Wednesday, March 18, 2009

ADHD: Why We Procrastinate

Today I procrastinated until I realized I had too much on my plate. Us ADD'ers have a hard time balancing. We either say yes to everything or no to everything. This morning I went on a long hike with a friend who's moving out of town. Tonight I'm having a dozen people over for a going-away-dinner for the same friend. In between hiking, shopping, cooking, and staying fed, I was supposed to study for my Intimidating Friday Final.

No matter how hard I tried, no matter how much I wanted to, I could not pick up those books to study. Procrastination had set in. After several hours of agony, during which time I got all the food made, I realized that I was exhausted.

Exhaustion is a funny thing.

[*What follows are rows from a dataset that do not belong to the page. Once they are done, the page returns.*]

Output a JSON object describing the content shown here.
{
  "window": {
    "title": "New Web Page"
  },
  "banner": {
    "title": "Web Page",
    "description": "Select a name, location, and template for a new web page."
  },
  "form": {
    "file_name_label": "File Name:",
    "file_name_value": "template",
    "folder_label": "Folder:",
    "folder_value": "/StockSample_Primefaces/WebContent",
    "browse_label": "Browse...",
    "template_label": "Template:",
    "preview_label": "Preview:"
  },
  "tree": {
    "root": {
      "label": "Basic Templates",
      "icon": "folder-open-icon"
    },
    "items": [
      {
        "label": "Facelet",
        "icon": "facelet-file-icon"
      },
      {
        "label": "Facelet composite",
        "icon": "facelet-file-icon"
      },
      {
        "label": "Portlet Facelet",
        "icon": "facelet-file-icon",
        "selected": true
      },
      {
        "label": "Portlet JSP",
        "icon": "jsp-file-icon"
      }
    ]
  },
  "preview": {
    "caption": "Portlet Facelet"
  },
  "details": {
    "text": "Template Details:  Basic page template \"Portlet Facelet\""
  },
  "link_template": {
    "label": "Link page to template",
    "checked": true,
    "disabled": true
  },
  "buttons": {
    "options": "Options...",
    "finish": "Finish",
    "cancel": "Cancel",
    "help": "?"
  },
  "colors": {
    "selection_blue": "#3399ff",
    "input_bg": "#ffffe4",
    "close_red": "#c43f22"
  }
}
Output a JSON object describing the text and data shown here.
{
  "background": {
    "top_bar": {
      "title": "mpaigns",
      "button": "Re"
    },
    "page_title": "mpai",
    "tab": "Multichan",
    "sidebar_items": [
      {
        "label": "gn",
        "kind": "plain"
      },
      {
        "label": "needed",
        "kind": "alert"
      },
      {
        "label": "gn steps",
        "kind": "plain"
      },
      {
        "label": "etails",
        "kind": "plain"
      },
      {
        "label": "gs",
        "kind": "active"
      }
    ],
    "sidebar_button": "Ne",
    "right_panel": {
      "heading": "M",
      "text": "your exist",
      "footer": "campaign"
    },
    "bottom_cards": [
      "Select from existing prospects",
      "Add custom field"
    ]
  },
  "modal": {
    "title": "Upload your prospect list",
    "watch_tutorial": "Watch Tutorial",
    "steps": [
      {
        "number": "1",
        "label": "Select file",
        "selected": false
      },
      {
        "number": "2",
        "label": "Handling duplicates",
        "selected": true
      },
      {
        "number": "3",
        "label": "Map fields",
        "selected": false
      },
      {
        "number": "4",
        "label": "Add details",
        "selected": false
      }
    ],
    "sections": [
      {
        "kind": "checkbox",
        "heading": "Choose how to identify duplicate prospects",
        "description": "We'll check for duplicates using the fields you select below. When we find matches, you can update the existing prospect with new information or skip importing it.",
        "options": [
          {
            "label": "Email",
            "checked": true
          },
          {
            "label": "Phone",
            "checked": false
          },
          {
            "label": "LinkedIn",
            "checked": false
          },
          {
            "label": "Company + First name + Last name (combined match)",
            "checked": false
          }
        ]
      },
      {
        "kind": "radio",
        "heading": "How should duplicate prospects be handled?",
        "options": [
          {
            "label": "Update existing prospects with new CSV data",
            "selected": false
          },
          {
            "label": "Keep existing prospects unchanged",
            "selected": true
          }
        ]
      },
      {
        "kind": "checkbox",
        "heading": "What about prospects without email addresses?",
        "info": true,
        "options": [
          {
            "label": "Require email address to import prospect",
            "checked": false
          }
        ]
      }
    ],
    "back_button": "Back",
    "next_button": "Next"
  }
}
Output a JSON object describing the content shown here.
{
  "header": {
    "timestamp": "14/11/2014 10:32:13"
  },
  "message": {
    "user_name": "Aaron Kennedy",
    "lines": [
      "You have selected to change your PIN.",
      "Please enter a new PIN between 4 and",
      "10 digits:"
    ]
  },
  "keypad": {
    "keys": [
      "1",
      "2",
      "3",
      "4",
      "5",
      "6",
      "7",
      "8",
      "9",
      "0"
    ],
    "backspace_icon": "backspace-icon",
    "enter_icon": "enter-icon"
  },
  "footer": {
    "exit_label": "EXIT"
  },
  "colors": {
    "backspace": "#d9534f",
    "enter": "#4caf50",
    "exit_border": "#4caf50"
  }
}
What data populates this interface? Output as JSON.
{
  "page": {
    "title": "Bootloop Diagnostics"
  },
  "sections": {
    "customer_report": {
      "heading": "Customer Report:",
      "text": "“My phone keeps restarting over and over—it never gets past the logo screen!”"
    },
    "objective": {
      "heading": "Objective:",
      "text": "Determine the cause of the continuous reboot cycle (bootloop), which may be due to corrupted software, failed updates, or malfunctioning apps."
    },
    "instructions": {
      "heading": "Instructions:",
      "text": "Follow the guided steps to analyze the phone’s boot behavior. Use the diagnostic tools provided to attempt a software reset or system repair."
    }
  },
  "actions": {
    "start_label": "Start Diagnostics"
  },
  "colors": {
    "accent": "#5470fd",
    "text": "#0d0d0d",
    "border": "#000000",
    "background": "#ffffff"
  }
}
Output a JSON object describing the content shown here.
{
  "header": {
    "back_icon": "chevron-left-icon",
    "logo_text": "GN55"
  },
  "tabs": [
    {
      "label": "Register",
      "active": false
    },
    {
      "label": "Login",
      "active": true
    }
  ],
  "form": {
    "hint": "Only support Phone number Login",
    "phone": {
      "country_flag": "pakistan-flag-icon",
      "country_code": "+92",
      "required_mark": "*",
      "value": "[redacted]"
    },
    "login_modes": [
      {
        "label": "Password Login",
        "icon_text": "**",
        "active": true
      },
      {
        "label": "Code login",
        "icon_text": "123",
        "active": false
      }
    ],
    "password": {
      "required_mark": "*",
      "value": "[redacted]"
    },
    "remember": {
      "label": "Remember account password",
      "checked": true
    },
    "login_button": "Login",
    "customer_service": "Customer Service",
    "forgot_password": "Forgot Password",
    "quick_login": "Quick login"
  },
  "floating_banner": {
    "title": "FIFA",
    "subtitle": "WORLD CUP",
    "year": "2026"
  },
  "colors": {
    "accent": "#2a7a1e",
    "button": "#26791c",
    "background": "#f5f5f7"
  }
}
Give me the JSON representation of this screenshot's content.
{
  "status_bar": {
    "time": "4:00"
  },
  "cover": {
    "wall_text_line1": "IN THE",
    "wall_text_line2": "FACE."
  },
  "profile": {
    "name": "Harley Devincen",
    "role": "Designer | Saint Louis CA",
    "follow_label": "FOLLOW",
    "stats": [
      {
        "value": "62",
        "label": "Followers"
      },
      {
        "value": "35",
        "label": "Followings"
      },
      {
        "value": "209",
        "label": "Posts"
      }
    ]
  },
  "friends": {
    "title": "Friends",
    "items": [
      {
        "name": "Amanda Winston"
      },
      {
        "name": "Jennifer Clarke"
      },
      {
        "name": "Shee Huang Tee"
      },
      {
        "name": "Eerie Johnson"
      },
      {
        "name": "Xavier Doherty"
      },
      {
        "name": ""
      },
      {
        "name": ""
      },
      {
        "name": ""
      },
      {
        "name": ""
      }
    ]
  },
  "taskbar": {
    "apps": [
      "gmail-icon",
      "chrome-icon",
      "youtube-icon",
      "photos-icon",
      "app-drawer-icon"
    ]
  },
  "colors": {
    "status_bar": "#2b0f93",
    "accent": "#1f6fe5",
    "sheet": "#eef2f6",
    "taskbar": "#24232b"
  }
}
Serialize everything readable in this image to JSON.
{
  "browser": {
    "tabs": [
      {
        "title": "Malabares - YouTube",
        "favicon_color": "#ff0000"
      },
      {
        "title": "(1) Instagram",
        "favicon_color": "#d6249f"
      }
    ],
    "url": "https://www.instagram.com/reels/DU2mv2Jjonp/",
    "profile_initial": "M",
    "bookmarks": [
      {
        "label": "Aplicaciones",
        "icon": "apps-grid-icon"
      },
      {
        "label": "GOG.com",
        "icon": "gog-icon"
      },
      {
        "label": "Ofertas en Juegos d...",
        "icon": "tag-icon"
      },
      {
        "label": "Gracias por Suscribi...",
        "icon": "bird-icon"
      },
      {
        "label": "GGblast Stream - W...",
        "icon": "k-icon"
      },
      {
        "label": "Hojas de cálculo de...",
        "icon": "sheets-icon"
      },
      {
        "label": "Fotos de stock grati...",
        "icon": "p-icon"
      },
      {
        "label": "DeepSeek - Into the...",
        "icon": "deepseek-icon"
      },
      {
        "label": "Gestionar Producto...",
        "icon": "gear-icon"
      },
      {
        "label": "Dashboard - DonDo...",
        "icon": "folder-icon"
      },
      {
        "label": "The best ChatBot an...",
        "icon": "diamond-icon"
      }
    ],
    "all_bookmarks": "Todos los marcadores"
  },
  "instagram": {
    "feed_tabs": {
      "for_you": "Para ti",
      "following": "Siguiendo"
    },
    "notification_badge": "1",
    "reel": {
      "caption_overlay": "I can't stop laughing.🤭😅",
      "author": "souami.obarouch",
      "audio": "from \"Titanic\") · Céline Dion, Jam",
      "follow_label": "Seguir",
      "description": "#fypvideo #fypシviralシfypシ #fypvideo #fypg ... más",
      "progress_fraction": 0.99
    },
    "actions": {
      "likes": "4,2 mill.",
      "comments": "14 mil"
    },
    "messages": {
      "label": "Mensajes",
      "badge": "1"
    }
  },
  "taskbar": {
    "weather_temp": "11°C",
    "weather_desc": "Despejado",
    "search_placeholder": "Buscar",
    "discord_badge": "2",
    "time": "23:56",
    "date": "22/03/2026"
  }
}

It's not good or bad, it just is so don't beat yourself up over it. It also prevents any mental exertion from taking place. I've learned not to try. That sounds like a terrible thing as we've been told all our lives that we should try harder. Pigbath! (That sounded funnier than "hogwash" so I thought I'd give it a try.) When your horse is falling down underneath you, the fastest way to get to your destination is to rest and feed it. You can keep trying all you want but all you're going to get is a slower horse until your horse is dead.

Experience has taught me that the best way to prepare for Intimidating Friday Finals is to eat and get a good nights sleep. And so, I will not be studying tonight. It will do me no good -- nothing will stick. I'm no longer procrastinating studying for my Intimidating Friday Final as I've given myself permission to wait until tomorrow.

Tuesday, March 17, 2009

ADHD, Finals, and Burning the Stew

I was an hour early. I remembered to fill out a notecard. I remembered a scantron, pencil, and eraser. I even remembered the room number. What I didn't remember was a calculator -- and this final was for my accounting class. What I didn't remember was my meds. Thankfully, the hyperfocus kicked in and I was able to concentrate on the test. The words on the page made sense today. I actually did all my calculations longhand twice! When I turned the test in, I felt good. Really good. In fact, I probably got an A on it.

On the drive home, I wanted to go see my horse but realized I was getting hungry. Getting hungry is not an option for me any more. The opportunity costs are way too high. So, I went to the grocery store, bought stuff for stew, came home, made beef stew, and turned the heat to low to let it simmer. You guessed it. An hour later, I smelled it burning. Thankfully, only the bottom burnt and the rest is mouth-watering delicious. Over-all a wonderfully successful day. I made the grade and I've got amazing stew on the stove.

Three months ago this would have been a very different story. Why am I happy about today? Why am I not beating myself up about my "failures"? First, I got more than eight hours of good sleep. I let myself wind down and wouldn't let myself think too hard before going to bed last night. Second, I ate a big breakfast. I ate two eggs, bacon, hashbrowns, and beans -- the right amount of efficient protein, energy, and soluble fiber to keep me fueled for the morning. Third, I focused on solutions, not mistakes, when I realized I'd forgotten the calculator. Fourth, I ate before I got hungry, preventing blood sugar swings. Fifth, I didn't think too hard about cooking or what I should be doing, I just did it. Sixth, when the stew burnt, I didn't beat myself up.

I did at least six things right so that even though I made two potentially big mistakes, I passed my final and I have stew to eat. That's what really matters.